▸ Required action: The answer should be one number only, namely how many lines of the records hold the word "développement".

*** Dataset records ***

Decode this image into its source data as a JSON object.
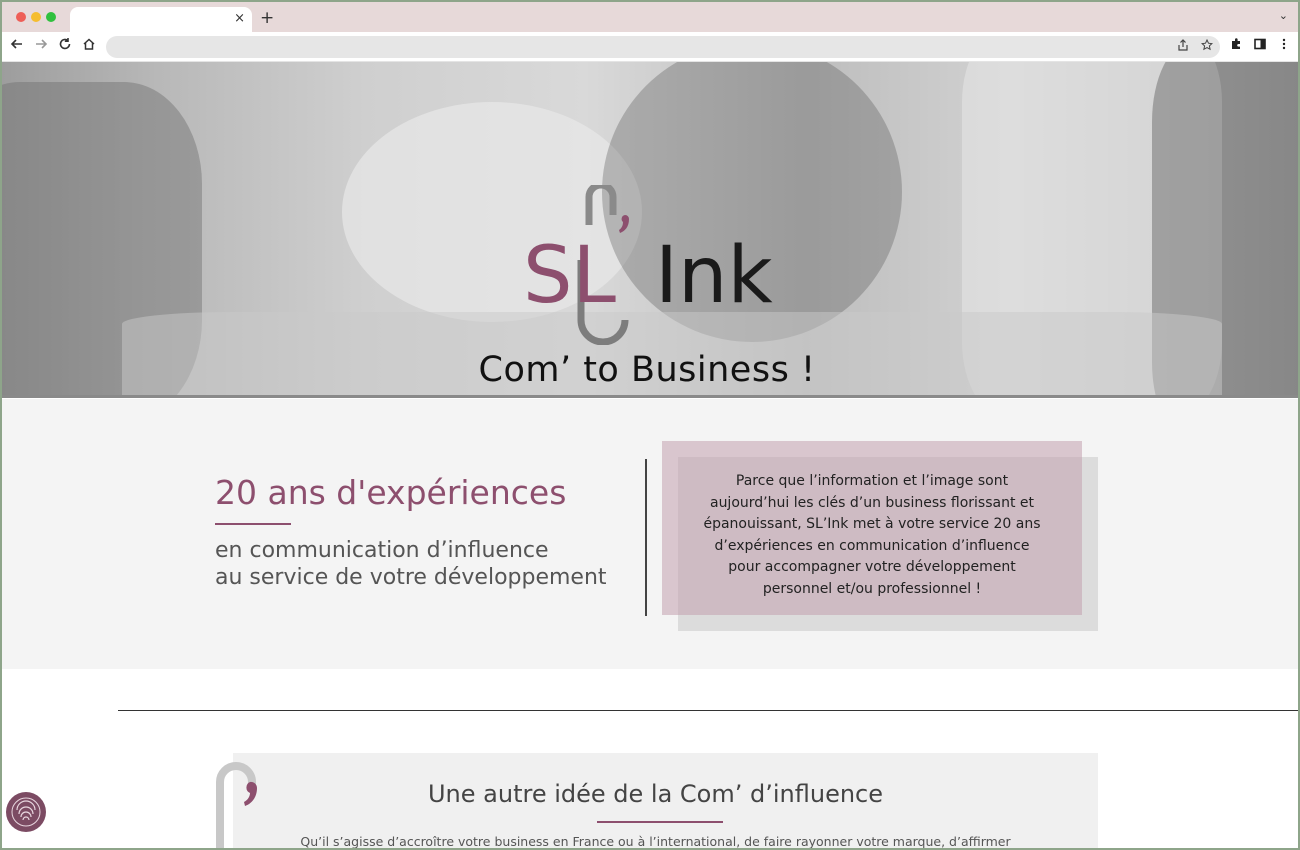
{
  "browser": {
    "tab_close": "×",
    "new_tab": "+",
    "tab_menu": "⌄",
    "icons": [
      "back-icon",
      "forward-icon",
      "reload-icon",
      "home-icon",
      "share-icon",
      "star-icon",
      "extensions-icon",
      "sidepanel-icon",
      "menu-icon"
    ]
  },
  "hero": {
    "logo_text_sl": "SL",
    "logo_text_ink": "Ink",
    "tagline": "Com’ to Business !"
  },
  "experience": {
    "title": "20 ans d'expériences",
    "subtitle_line1": "en communication d’influence",
    "subtitle_line2": "au service de votre développement",
    "card_lines": [
      "Parce que l’information et l’image sont",
      "aujourd’hui les clés d’un business florissant et",
      "épanouissant, SL’Ink met à votre service 20 ans",
      "d’expériences en communication d’influence",
      "pour accompagner votre développement",
      "personnel et/ou professionnel !"
    ]
  },
  "idea": {
    "title": "Une autre idée de la Com’ d’influence",
    "text": "Qu’il s’agisse d’accroître votre business en France ou à l’international, de faire rayonner votre marque, d’affirmer"
  },
  "colors": {
    "brand": "#8d4f6e",
    "card": "#c2a0ae",
    "tabbar": "#e7d9d9"
  }
}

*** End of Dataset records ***

▸ Answer section: 2